ExploreCroyde, North Devon is a typical coastal English village: quaint little cottages, flower-lined streets, wind-swept beaches, great pubs and of course the best fish and chips money can buy. It is particularly popular with surfers, swimmers and families looking for some quality beach time. Croyde is a great place to visit if you’re looking for a relaxing, not-too-taxing outdoors holiday, where you can soak in some sunshine, fresh sea air, and spectacular views. Whether you’re looking for romantic getaway, family break or solitary escape, Devon offers the ideal holiday setting.
North Devon covers the area north of Great Torrington, facing the Atlantic Ocean and near to the Bristol Channel. It is a part of England well known for it’s rugged landscapes, exquisite natural beauty and excellent surfing beaches. Croyde is most popular in the summer months where tourists flock to the sprawling sandy beaches, mainly to brave the cold waters of the sea and take part in some of the many watersports on offer. As most of Devon has a generally mild climate, the winter months can be rather cold, but no less beautiful.
Where to Stay
There are plenty of accommodation options in Croyde. You can opt to stay in a traditional self-catering cottage or, as the village has many campsites and caravan parks, if you want to be closer to the great outdoors, you can always go for the tent option. If you’re visiting with the family, Wimdu also has several larger villas and houses rented out by locals in the area.
When it comes to sights to see in and around Croyde, the options are fairly limited. There are not many famous landmarks or monuments - the village is best known for its landscape and beach. If you’re interested in walking, there is also the Braunton Burrows; the UK’s largest sand dunes, where you can find a variety of wild flowers, and discover the very land where the American troops trained before D-Day. Whether you’re a surfer or not, the ‘Museum of British Surfing’ is also worth a visit. It houses a collection of vintage to modern surf boards and wetsuits, accompanied by placards with sepia images, and stories about the dangerous waves the famous surfers rode; successfully or otherwise. Of course, you can also try your hand at the sport itself.
It’s no surprise that Devon is one of the country’s favourite holiday destinations. It is easy to see why. The beaches around Croyde and North Devon are truly stunning: white powdery sands, powerful waves, grassy dunes, spectacular cliff-top views and wild flowers galore. This is the main reason to come to Croyde. As its neighbour county Cornwall, Devon is world-renowned for it’s fantastic surfing opportunities, particularly in the north, and there are plenty of surf schools to choose from around the area if you’re interested in learning how. Because the bays are sheltered but the waters choppy, you have a great variety of choice, from regular surfing to body boarding or wind surfing.
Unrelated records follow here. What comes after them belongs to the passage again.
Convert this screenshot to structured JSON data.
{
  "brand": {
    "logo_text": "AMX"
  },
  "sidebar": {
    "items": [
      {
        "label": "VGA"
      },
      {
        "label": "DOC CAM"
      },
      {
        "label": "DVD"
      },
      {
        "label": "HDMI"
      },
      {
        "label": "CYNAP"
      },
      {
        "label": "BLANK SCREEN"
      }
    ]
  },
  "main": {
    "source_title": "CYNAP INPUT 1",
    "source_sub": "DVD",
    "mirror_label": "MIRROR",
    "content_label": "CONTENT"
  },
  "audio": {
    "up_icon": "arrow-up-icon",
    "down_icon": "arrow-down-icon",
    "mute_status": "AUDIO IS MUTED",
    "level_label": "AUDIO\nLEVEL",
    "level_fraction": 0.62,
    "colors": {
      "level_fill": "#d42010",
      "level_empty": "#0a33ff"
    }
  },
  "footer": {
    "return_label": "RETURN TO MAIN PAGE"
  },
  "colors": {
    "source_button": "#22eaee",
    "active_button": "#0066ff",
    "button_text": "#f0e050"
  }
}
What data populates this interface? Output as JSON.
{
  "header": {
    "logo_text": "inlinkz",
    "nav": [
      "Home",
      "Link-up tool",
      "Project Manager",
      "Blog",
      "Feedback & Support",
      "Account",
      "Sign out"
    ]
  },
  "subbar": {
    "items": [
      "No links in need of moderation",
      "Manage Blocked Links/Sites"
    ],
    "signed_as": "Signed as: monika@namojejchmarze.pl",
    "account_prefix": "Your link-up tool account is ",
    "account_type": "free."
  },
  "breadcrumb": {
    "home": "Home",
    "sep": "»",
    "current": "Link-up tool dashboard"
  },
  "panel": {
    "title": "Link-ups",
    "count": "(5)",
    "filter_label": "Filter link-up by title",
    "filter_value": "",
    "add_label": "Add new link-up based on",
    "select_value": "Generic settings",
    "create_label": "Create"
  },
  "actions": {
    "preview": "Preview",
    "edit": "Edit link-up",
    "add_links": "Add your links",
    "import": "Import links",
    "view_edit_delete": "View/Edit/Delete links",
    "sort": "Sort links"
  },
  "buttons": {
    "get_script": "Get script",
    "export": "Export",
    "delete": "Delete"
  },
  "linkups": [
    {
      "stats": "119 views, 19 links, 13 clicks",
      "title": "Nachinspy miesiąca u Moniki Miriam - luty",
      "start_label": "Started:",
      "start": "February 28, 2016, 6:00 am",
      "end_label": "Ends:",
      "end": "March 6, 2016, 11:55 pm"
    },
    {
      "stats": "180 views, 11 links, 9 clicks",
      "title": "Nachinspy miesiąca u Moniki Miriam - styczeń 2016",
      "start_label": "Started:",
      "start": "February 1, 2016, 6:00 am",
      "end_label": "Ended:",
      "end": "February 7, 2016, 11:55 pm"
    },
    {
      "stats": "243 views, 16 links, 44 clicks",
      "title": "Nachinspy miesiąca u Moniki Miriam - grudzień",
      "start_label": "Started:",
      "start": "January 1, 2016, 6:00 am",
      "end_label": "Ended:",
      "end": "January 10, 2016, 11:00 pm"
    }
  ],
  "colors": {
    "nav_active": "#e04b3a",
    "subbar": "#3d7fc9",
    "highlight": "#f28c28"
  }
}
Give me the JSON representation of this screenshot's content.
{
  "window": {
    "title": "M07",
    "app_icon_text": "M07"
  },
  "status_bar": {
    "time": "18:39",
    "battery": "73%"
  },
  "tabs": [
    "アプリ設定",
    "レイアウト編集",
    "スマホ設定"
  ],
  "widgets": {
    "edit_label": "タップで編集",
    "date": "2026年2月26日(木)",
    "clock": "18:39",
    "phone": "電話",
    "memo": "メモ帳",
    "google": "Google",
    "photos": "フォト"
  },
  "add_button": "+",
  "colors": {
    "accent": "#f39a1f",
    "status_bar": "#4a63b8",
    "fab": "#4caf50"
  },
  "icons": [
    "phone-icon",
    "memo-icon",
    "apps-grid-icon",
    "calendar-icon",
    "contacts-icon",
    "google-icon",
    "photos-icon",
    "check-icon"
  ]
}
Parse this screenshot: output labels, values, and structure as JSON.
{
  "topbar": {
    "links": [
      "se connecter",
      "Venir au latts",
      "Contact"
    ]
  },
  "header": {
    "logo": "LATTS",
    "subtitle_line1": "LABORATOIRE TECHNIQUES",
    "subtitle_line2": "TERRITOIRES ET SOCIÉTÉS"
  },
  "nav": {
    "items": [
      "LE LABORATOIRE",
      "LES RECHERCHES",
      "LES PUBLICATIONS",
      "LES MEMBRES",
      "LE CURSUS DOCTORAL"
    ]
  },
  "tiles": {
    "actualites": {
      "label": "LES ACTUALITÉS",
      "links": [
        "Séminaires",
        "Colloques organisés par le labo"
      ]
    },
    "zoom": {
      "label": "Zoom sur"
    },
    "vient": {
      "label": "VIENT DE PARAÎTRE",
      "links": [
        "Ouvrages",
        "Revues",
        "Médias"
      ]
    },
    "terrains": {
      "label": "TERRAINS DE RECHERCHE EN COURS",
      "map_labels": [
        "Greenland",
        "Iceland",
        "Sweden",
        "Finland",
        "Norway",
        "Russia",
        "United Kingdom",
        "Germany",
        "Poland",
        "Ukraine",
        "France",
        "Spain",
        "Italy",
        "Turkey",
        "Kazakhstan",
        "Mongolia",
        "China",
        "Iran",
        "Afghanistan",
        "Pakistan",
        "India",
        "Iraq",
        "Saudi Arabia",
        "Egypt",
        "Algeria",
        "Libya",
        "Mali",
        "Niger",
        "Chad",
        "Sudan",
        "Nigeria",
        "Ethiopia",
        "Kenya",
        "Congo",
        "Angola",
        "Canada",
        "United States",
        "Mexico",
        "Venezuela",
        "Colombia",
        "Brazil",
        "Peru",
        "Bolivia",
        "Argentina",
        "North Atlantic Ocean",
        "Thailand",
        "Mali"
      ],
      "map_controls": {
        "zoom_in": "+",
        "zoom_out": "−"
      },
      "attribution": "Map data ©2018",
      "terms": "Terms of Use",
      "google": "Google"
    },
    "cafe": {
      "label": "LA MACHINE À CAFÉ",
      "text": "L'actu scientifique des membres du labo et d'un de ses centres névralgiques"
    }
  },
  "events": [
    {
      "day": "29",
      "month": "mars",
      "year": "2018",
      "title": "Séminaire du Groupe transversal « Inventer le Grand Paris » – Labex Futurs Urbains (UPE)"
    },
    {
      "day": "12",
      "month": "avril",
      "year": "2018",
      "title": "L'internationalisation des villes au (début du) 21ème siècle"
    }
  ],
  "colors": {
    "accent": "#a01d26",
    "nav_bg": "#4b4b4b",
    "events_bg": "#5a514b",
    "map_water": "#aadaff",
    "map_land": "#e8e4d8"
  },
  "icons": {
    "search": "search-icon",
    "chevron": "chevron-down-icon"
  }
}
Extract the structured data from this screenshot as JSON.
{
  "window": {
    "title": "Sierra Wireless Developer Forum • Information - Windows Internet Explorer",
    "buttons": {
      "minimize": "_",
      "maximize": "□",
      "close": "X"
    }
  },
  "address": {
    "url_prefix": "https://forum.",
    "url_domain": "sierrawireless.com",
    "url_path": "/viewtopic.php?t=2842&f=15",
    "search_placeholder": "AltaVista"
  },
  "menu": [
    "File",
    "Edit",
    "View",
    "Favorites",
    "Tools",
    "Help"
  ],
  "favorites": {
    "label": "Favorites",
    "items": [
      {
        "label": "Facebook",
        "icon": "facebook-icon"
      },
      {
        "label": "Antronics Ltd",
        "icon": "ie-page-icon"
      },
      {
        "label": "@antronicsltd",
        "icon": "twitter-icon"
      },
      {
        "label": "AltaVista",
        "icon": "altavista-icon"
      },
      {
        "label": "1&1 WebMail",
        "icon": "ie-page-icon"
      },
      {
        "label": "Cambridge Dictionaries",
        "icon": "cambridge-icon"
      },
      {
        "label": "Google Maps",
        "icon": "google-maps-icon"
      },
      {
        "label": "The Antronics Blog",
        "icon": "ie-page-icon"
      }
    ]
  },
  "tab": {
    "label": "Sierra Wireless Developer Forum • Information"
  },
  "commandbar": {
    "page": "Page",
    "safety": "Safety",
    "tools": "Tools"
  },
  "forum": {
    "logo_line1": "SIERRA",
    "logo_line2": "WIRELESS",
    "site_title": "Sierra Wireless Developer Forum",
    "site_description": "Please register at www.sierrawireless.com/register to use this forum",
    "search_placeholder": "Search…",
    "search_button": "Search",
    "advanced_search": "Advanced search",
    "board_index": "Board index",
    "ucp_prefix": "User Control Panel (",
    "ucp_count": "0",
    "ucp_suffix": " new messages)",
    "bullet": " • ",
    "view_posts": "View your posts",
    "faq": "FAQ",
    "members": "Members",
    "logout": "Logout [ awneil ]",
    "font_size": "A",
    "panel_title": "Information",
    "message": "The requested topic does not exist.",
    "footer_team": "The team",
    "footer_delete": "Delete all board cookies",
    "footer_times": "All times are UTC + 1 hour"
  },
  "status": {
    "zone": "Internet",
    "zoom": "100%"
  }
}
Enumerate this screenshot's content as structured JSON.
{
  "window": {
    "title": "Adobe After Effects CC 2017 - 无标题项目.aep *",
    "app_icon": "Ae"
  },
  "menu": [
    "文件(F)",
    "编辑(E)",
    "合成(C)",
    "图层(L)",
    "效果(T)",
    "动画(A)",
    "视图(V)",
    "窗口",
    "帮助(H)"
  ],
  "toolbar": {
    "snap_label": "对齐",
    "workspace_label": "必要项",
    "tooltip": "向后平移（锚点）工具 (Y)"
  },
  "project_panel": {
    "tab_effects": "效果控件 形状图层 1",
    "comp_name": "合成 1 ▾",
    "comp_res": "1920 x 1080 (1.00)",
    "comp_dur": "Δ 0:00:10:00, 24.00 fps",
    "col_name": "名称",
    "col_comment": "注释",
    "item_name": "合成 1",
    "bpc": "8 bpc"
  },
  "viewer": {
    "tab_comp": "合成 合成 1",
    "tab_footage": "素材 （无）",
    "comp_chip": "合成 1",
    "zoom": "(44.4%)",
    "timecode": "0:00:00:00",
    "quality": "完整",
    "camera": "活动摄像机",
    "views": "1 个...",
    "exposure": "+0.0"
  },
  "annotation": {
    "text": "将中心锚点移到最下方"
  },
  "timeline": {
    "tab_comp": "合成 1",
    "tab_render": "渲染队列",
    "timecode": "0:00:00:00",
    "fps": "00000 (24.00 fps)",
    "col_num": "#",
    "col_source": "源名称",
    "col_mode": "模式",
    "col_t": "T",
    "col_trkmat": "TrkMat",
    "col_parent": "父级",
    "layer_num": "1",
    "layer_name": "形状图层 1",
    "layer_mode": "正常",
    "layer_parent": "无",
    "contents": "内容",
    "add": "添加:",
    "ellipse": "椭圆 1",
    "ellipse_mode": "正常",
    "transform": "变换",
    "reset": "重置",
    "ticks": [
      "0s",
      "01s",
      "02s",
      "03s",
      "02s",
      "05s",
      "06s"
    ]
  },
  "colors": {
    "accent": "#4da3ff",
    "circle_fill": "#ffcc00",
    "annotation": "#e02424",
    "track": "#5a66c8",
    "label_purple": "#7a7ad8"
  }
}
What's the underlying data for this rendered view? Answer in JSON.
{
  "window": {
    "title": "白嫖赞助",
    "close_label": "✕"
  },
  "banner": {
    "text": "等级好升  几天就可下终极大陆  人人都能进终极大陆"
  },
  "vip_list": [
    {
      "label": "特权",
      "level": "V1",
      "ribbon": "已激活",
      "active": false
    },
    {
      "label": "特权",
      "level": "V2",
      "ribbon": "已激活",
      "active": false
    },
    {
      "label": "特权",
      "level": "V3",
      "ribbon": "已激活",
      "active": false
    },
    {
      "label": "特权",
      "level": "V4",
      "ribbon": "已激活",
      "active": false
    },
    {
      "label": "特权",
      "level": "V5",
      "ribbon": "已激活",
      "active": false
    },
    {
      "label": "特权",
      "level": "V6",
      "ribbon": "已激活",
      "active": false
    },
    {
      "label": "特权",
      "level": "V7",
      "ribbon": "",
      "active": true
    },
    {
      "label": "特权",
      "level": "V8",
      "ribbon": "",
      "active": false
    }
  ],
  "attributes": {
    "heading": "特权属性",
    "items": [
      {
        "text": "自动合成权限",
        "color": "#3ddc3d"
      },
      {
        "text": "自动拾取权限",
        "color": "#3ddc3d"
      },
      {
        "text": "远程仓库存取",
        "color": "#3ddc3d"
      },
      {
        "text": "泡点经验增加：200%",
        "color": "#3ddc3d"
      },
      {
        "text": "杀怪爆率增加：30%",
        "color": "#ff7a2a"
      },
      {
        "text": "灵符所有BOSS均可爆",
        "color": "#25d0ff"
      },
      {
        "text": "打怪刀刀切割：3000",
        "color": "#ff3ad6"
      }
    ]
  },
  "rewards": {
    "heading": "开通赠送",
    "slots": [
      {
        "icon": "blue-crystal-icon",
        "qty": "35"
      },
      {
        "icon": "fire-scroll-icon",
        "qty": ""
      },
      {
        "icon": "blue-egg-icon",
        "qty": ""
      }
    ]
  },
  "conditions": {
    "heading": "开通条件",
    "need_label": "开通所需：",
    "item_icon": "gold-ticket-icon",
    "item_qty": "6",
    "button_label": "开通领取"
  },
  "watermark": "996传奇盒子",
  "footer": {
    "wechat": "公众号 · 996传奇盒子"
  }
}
Festivals are a big part of the culture in Devon, with several festivals per week in the summer months. One of the more well known is the Sidmouth Fringe Festival; a series of 4 intimate musical performances spread over 5 nights, which is held from 2nd - 6th August. Devon is well known in particular for it’s live music scene, which is said to be more prominent even than London.
What food can you find in and around Croyde? Fish and chips, for one. But that is not all that’s available around these parts. A typical English village in so many respects, Croyde continues to live up to expectation in the way of food. Some of the best of British grub can be found here; atmospheric pubs with heather framed gardens serve up hearty pork roasts with all the trimmings, accompanied by locally brewed beer. If you want to go one step further and really make the most of your self-catering accommodation through, you can always tuck into your own catch after a long day’s fishing, or pop down to the local farmers market to stow away some organic produce back to your homely little cottage - now that is living life like a local! Perhaps not quite fitting the trend, there is also a good selection of Indian and Thai restaurants around the area.
Getting In and Around
Devon as a whole is very well serviced when it comes to transport. South West Trains run a regular service from most of the major cities in Southern England, and within Devon itself there is the Dartmouth Steam Railway and Riverboat Company, which runs from Paignton to Greenway and the Transmoor Link buses which run during the summer months only, from Plymouth to Exeter. If you fancy sticking to the water, there are several cruises and ferry ways that can be used to get from one part of the county to another.